If your work allows you to work night shift while your partner works day shift or the other way around, you can be like two ships passing by each other at night, handing each other the kids while the other one works. Night shifts are in high demand particularly in medicine, nursing, and pharmacy.
The downside is you may hardly get to see your other half, but your kids will always be with one of you, so the number of hours of childcare you have to pay for will be few.
One of my friends Savannah Hayes is a creative textile entrepreneur and her husband is an EM attending physician. Between her working in her studio at late night and early morning before sunrise and his day shifts, they pay for only twelve hours of childcare a week.
6. Gym Childcare
We really thought outside the box for this one (what box?) so hear us out on this one.
If you work virtually and set your own hours, you may be able to join a gym where childcare is included. Instead of working out, you could set up your laptop and work in the café.
Some gyms allow childcare up to 2.5 hours, and as long as you give the childcare workers a break in between, you could go back for another 2.5 hours to work a total of 5 hours a day. In theory, you could go to the gym, go home to feed the kids or put them down for a nap and go back to work some more.
My friend Catherine Alford does this as a six-figure freelance writer and her husband is a surgical resident. They have twins under age four.
Being a professional requires spending a good amount of your prime years going to school and training. Juggling childcare expenses and student debt at the same time is just a part of life.
Whether you want more money to spend on your family now while accruing more student loans in the long-run, or if you want to get rid of all your student loans as fast as you can, we can help. We can help you get the right payment plan or refinance option with low rates that we negotiated for you.

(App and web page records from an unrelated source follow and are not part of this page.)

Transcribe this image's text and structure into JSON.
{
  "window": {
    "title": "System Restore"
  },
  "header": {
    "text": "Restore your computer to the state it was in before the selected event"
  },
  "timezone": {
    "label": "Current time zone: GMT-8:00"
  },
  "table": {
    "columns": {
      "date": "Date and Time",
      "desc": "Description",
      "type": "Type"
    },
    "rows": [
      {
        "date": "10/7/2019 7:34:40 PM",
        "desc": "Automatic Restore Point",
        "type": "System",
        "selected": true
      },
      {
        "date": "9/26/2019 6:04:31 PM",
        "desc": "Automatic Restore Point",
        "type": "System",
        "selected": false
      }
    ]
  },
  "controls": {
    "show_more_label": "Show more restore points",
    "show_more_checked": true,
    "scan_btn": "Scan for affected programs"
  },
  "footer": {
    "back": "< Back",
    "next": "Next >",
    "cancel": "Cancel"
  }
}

That way, you can get back to doing what is most important: living the good life with your family!